The manager bills individual owners for service charges and management fees. The committee must hold a meeting at least once a year to approve a budget, discuss other matters of importance such as capital expenditure and, if necessary, appoint a new manager. Owners must be given 15 days’ notice by registered letter of the annual meeting or a special meeting and the opportunity to add items to the agenda no later than six days before the meeting. All decisions are made by a majority vote. Owners who are unable to attend may vote by proxy.
If you’re planning to buy a community property, it’s important to ensure that it’s well managed and that there aren’t any major problems. If there are, you could be liable to contribute towards the cost of repairs, which could run into many thousands of euros.
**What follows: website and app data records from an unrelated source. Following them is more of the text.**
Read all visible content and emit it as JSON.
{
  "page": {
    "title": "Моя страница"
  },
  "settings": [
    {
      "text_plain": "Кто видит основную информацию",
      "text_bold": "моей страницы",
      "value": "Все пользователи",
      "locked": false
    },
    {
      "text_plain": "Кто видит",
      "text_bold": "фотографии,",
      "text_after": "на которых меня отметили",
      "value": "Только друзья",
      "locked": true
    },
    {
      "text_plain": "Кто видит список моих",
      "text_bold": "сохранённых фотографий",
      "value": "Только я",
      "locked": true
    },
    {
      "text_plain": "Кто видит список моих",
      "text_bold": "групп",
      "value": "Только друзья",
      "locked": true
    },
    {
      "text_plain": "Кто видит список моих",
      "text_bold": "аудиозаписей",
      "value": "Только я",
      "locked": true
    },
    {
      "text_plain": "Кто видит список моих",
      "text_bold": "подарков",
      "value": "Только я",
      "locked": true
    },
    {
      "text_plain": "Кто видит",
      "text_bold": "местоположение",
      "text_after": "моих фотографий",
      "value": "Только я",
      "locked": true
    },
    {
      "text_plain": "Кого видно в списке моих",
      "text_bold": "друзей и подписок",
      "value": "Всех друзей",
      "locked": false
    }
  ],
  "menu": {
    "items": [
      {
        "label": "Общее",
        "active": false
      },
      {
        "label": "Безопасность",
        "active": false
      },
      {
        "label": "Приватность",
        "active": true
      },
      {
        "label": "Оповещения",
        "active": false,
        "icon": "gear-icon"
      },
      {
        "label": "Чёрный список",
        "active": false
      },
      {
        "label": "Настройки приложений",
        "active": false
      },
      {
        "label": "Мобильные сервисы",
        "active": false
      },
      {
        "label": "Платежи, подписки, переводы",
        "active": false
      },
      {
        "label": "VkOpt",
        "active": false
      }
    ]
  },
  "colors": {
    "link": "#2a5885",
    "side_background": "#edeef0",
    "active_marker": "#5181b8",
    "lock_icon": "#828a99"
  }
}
The rules and regulations (règlement de copropriété) governing a community development allow owners to run their community in accordance with the wishes of the majority, while at the same time safeguarding the rights of the minority. Restrictions usually include such things as noise levels, the keeping of pets, renting, exterior decoration and plants (e.g. the placement of shrubs), rubbish disposal, the use of swimming pools and other recreational facilities, parking, business or professional use, and the hanging of laundry. Note that French law doesn’t allow anything to be forbidden without good reason (for example, pets may be forbidden only if they cause a nuisance to other owners), so any such restrictions may be unenforceable. You should also check whether there are any rules regarding short or long-term rentals or leaving a property unoccupied for any length of time. If necessary, discuss any restrictions with residents.
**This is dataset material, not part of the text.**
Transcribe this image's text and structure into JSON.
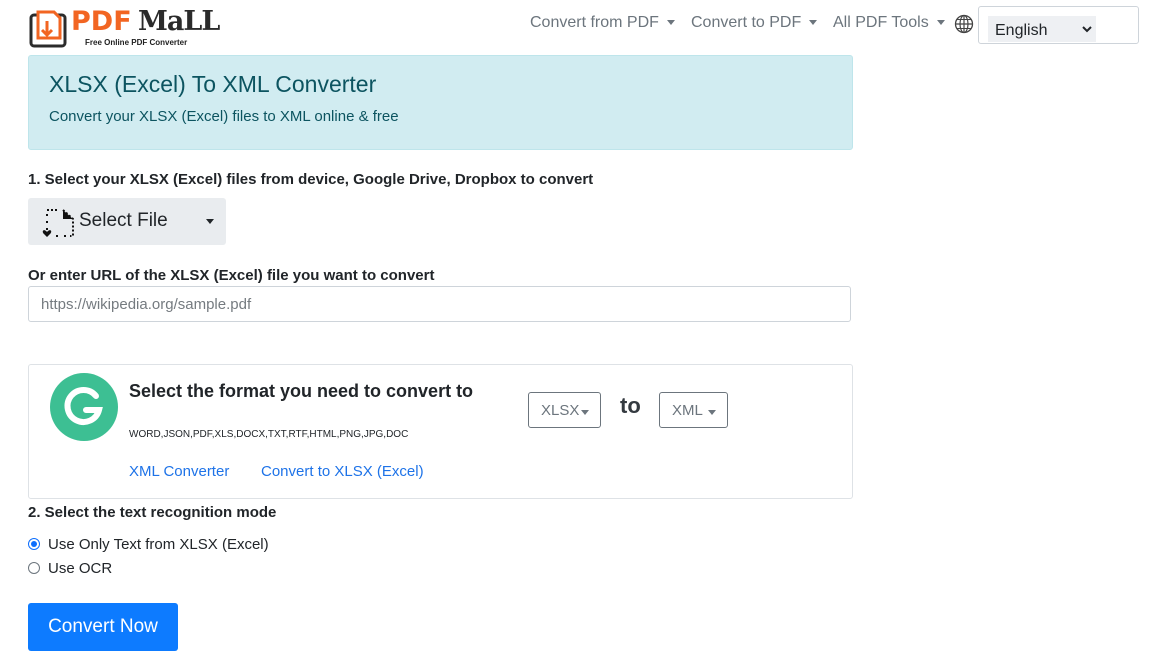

Garages & Parking
A garage or private parking space isn’t usually included in the price when you buy a new apartment or townhouse in France, although secure parking is usually available at an additional cost, possibly in an underground garage. Modern detached homes usually have a basement (sous-sol) that can be used as a garage and cellar. Smaller homes usually have a single garage, while larger properties may have garaging for up to four cars. Parking isn’t usually a problem when buying an old home in a rural area, although there may not be a purpose-built garage.
When buying an apartment or townhouse in a new development, a lock-up garage usually costs an additional €10,000 or €15,000 and even a reserved parking space can cost €3,000 to €5,000. Note that the cost of a garage or parking space isn’t usually recouped when selling, although it makes a property more attractive. The cost of parking is an important consideration when buying in a town or resort in France, particularly if you have a number of cars. It may be possible to rent a garage or parking space, although this can be prohibitively expensive in cities. Bear in mind that in a large development the nearest parking area may be some distance from your home. This may be an important factor, particularly if you aren’t up to carrying heavy shopping hundreds of metres to your home and possibly up several flights of stairs.
Excerpted from “Buying a Home in France,” (Survival Books) by David Hampshire
To order: Survival Books